4) Get out and see the world around you. It is so easy to stay inside your hotel room surrounded by the usual comforts of television or the internet. It is amazing what you can find when you get out and wander around. Aimlessly wandering in a new city and culture is intensely rewarding, and you learn so much more than merely hitting the top sights on Trip Advisor. It reinforces my long belief that you cannot litigate from police reports. An attorney learns so much about the case by leaving the office and the courtroom, and actually visiting the scene where you got pulled over, or visiting the bar where everything happened. I have never failed to learn something useful for trial by leaving the office behind and meeting clients and witnesses on their own turf, so I can better understand what happened to give rise to the facts before me in a case. It is the difference between reading and experiencing.
5) Take the time to meet new people. Getting to know the people around you can lead to some of the best times in your life. When we were children, we learned not to talk to strangers, but as adults, it should be encouraged. When I set out to climb Mt. Fuji, I planned on climbing alone. When I bought my round trip ticket to Mt. Fuji, the train station personnel failed to tell me that it was impossible to catch the bus to the base of the mountain, and when I arrived, I was stranded.
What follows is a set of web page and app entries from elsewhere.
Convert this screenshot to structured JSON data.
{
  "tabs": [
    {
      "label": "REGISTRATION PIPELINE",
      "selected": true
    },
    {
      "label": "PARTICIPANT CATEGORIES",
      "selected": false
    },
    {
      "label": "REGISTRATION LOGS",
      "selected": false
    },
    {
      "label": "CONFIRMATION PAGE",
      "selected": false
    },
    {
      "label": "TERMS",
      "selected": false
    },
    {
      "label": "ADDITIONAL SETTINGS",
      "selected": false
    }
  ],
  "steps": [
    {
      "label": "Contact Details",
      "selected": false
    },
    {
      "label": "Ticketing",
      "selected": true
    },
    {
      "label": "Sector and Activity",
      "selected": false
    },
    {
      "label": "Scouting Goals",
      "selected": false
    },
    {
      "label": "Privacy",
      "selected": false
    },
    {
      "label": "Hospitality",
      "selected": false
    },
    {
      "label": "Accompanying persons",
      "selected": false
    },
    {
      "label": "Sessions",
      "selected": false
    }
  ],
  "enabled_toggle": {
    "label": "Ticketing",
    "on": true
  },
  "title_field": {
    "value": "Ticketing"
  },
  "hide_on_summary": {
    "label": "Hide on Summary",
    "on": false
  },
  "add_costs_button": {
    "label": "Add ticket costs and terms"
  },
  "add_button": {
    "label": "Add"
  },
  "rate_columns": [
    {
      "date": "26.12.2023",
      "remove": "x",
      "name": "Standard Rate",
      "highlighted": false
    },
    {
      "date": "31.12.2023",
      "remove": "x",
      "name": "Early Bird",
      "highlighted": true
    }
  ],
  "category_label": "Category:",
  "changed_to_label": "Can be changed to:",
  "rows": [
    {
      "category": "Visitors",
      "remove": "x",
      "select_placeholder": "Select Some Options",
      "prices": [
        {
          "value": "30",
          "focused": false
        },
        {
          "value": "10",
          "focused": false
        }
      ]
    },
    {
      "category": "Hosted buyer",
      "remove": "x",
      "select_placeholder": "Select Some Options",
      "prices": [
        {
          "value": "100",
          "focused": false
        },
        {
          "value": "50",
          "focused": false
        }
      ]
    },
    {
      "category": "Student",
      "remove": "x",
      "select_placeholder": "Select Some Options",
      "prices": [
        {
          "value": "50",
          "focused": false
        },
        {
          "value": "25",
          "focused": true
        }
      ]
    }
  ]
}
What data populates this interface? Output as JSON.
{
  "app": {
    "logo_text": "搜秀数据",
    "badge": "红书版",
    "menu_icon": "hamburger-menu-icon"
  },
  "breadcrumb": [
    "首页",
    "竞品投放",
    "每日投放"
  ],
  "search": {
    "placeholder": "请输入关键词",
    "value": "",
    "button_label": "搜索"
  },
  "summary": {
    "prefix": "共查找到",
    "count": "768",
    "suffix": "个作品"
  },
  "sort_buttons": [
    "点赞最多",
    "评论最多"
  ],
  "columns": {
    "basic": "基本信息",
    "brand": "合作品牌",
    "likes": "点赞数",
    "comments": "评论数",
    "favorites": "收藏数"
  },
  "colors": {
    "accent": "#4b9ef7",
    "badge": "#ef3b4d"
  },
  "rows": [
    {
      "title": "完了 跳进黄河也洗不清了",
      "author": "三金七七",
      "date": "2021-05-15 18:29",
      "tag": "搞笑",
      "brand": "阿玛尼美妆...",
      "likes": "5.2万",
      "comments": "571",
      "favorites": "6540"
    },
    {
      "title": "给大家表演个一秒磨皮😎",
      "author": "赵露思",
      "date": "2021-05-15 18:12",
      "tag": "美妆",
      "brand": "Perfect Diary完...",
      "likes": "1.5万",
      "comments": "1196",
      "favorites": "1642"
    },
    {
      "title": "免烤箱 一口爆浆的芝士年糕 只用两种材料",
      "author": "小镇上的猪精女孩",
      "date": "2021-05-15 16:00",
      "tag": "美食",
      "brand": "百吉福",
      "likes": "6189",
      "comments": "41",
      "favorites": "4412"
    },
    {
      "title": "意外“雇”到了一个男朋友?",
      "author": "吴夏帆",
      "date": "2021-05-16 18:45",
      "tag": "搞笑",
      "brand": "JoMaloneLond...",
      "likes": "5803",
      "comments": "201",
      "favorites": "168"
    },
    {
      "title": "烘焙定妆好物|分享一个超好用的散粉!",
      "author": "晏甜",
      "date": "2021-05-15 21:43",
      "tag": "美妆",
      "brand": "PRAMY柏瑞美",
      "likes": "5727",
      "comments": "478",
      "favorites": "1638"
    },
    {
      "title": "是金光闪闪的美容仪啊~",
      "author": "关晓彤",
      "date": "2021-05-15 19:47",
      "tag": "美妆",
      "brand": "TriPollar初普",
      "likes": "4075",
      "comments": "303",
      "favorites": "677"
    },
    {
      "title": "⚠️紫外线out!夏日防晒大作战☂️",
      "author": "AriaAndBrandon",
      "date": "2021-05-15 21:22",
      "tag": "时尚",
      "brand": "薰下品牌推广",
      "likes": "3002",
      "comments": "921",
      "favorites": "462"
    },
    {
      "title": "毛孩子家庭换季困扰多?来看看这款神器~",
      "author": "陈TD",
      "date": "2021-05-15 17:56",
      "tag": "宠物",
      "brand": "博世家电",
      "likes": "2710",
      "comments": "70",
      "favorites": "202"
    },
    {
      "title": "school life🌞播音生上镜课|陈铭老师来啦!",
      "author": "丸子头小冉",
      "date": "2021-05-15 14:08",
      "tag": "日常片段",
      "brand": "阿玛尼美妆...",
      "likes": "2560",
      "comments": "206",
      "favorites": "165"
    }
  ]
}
Luckily, there were others in the exact same situation. Getting a ride turned out to be a huge ordeal, but by chatting up my fellow stranded travelers, we found a local American ex-pat who gave us a ride himself, and in the process met friends with three German lawyers and one French diplomat who brought me into their group and became my climbing partners. They made that climb for me, and gave me the motivation to keep going every time I wanted to stop. In Ireland, I was sitting in a pub by myself using the wifi signal to “watch” a football game, and I chatted up the guy next to me. Within an hour, we moved to another bar where all of his friends and family were, and I drank Irish Whiskey and Guinness with long into the early morning hours. One thing I have learned as an attorney is a case goes beyond a client. What I mean is that if you are facing a criminal charge, you are not the only one who is affected. I never like clients making snap decisions, and before I ever advise you to give up your Constitutional Rights and take a plea agreement, I encourage you to discuss the decision with your family. More than that, I like to help you have that conversation with your family, so everyone around you can support you in your decision. Taking the time to get to know a client’s family is crucial to giving the best advice, so much like talking to strangers, I find the more people I talk to, the better experience it is for everyone.
I am excited to be back on the Central Coast of California. After a year dedicated to military service, I am happy to be ready to take care of the legal needs of San Luis Obispo County, Santa Barbara County, as well as any military clients who find themselves in trouble. I am encouraged because whether I am practicing law or traveling the world, I firmly believe in getting out of the office and out of my comfort zone to vastly improve myself and offer the best legal representation to my clients. If you are in need of an attorney who will fight hard for you, but also communicate well with you, look no further than the Taylor Defense Firm.